The approval came soon after Republican Sen. Ted Cruz of Texas lifted a hold he had placed on the nomination.
William Burns, nominee for CIA director, testifies during his Senate confirmation hearing on Feb. 24, 2021.
William Burns, nominee for CIA director, testifies during his Senate confirmation hearing on Feb. 24, 2021.Tom Williams / Pool via Getty Images file
/ Source: Associated Press

The Senate on Thursday confirmed without opposition veteran diplomat William Burns as director of the CIA, giving him control of the nation's premier spy agency as the U.S. government confronts a diverse array of international threats from China, Russia, Iran and elsewhere.

The approval, by voice vote, came soon after Republican Sen. Ted Cruz of Texas lifted a hold he had placed on the nomination.

Burns, a former ambassador to Russia and Jordan who served at the State Department for more than 30 years under both Democratic and Republican presidents, vowed at his confirmation hearing last month that he would deliver “unvarnished” intelligence to the White House.
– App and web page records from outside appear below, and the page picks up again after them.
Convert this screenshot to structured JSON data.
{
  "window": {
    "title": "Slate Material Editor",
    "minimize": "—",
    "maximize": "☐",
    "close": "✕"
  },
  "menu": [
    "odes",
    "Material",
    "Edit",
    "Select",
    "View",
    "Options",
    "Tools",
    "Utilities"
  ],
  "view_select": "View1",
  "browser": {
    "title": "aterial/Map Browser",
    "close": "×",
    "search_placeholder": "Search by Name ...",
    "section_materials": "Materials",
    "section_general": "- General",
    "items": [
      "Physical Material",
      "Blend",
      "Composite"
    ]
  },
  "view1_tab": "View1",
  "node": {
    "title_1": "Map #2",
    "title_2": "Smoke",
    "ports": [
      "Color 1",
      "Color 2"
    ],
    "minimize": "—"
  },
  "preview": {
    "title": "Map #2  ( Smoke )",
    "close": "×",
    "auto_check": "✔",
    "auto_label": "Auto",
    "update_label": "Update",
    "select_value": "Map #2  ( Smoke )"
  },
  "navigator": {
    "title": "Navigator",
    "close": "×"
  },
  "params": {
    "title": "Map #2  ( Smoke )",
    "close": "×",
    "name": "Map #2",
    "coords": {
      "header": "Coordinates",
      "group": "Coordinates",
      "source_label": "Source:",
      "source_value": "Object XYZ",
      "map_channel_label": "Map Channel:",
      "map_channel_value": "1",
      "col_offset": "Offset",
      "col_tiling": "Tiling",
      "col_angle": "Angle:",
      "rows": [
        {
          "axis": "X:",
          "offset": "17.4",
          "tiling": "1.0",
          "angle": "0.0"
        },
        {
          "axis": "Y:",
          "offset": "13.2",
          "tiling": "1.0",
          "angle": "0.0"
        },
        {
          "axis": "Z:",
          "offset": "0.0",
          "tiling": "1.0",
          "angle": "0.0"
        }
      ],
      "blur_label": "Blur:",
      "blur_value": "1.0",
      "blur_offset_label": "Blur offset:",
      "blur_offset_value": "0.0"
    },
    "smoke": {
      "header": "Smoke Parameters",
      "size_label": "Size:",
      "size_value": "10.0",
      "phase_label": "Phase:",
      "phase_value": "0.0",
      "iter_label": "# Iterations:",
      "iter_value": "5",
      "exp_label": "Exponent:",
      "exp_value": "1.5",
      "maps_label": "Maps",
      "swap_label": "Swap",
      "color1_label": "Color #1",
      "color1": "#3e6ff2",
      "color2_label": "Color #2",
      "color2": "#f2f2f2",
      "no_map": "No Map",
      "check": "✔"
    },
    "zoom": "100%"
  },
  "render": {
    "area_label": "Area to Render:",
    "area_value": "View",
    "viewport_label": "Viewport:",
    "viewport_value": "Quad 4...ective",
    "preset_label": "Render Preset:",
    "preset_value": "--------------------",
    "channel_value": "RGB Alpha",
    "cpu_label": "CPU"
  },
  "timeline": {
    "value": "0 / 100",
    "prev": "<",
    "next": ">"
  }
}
Burns was warmly received by Republicans at that hearing, but his confirmation was held up by Cruz, who demanded sharp condemnation from the Biden administration of a new gas pipeline from Russia that is strongly opposed in the U.S. and Eastern Europe.

On Thursday, Secretary of State Antony Blinken issued a statement calling the pipeline, Nord Stream 2, “a bad deal for Germany, for Ukraine, and for our Central and Eastern European allies and partners.” Cruz subsequently lifted his hold.